Following my training period, I moved to the newly constructed store in North Versailles where I had the distinction of being the location’s first hire. My time card was #2, as they didn’t want anyone to have #1. I worked here during the summer of 1973 and every college break for the next two years.
During the summer of 1974, I was temporarily transferred to the new McDonald’s in Versailles Boro, PA for a few weeks to train their crew of new employees. After I worked my last shift at North Versailles in May 1975, I never thought I would return to slinging burgers, but in 1977, I needed work and my previous tenure with Ronald et al. got me an edge at the McDonald’s in South Point, Ohio.
I worked here through August 1978 when I was required to quit when I entered grad school at Marshall University. Having been out of the area since 1981, I stopped by the South Point McDonald’s in January and was pleased to find that the family that built the franchise in the ‘70s still owned the store. Fast food work is hot, greasy, and doesn’t pay very well; but, I gained an appreciation of their business operations and the standards that corporate required of their franchisees.
Earlier this year, I heard today’s song on a TV show and immediately liked it. While Mark Knopfler’s chronicle of the genius behind the McDonald’s empire, Ray Kroc, was a hit in the UK at #34, it never charted in the US. Perfect for our Saturday Bubbling Under category.

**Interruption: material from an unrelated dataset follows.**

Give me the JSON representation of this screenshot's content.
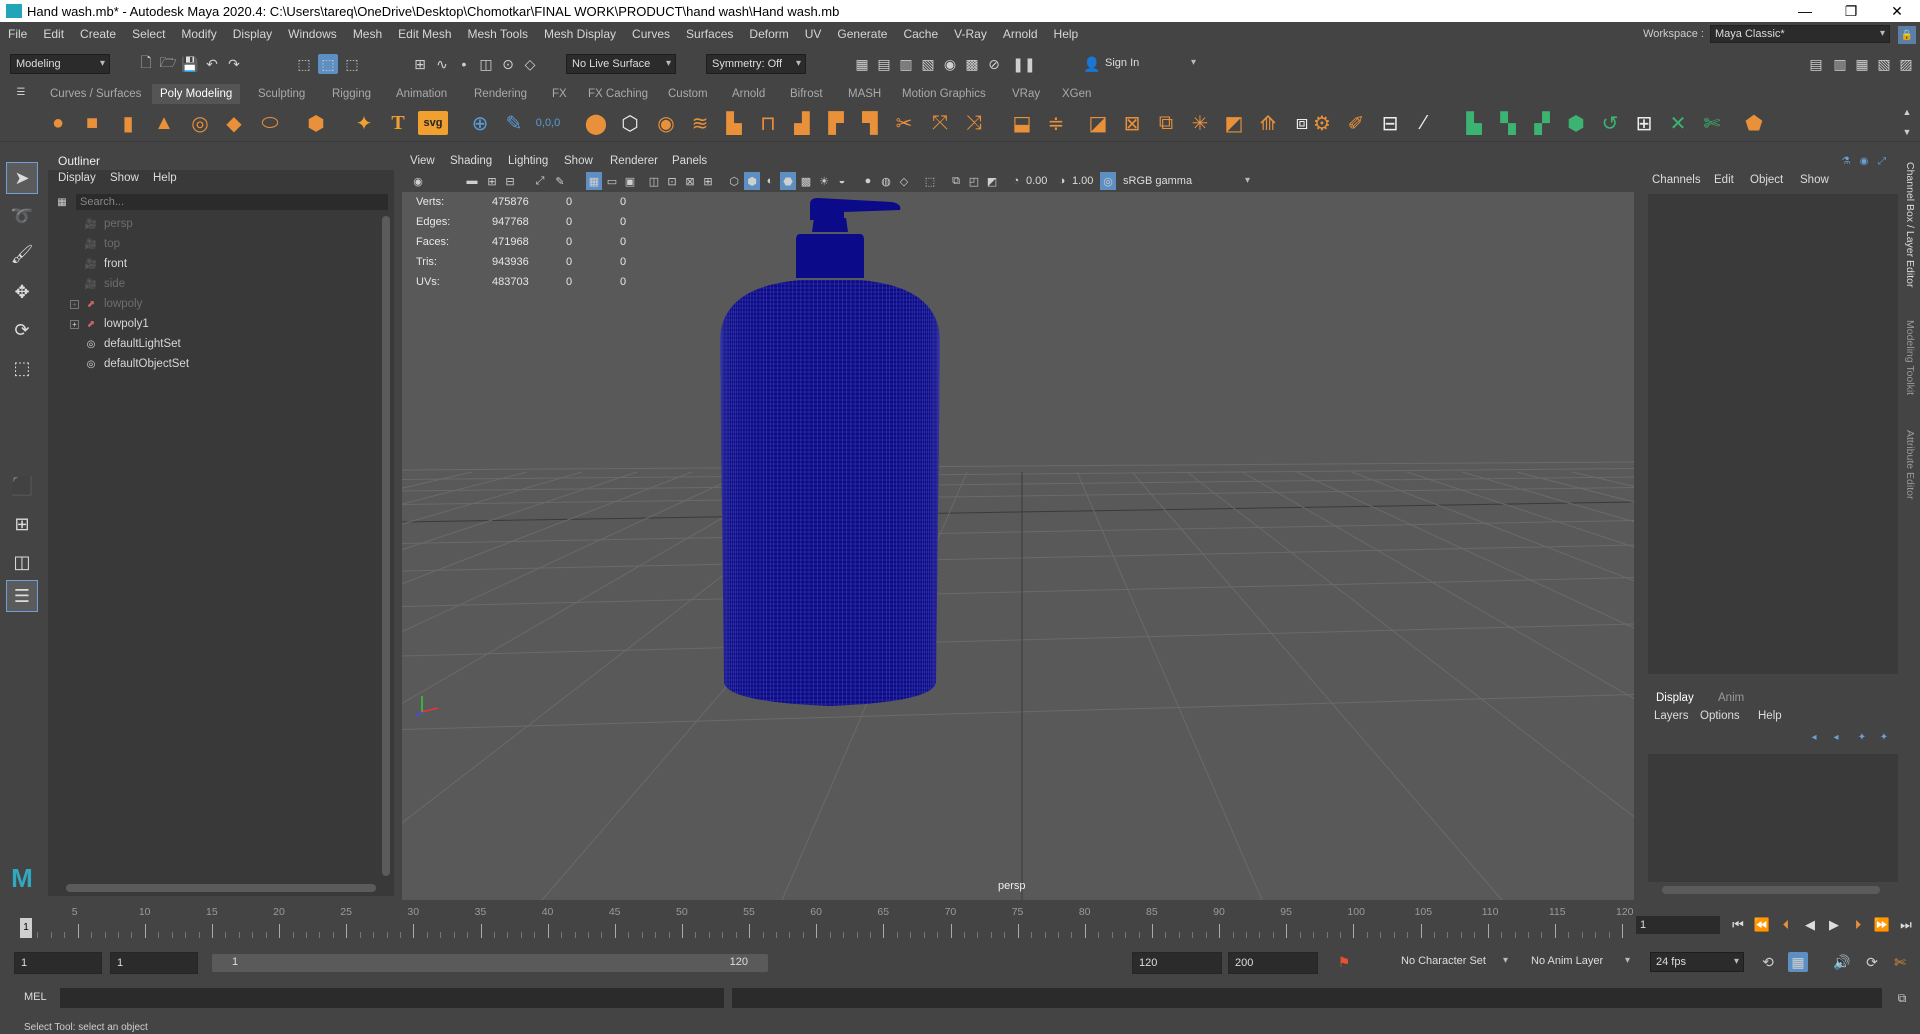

“Boom, Like That” appeared on Knopfler’s 2004 album “Shangri-La.” The LP, however, had only a modicum of success in the US and charted at #66. Knopfler wrote “Boom, Like That” after reading Kroc’s autobiography and followed the story from start to success.
Ray Kroc didn’t become the leader of the fast food industry by playing nice . . . “or my name’s not Kroc; that’s Kroc with a ‘K’ like ‘crocodile,’ but not spelt that way. Now, it’s dog eat dog – rat eat rat – Kroc-style, ‘Boom, Like That.’”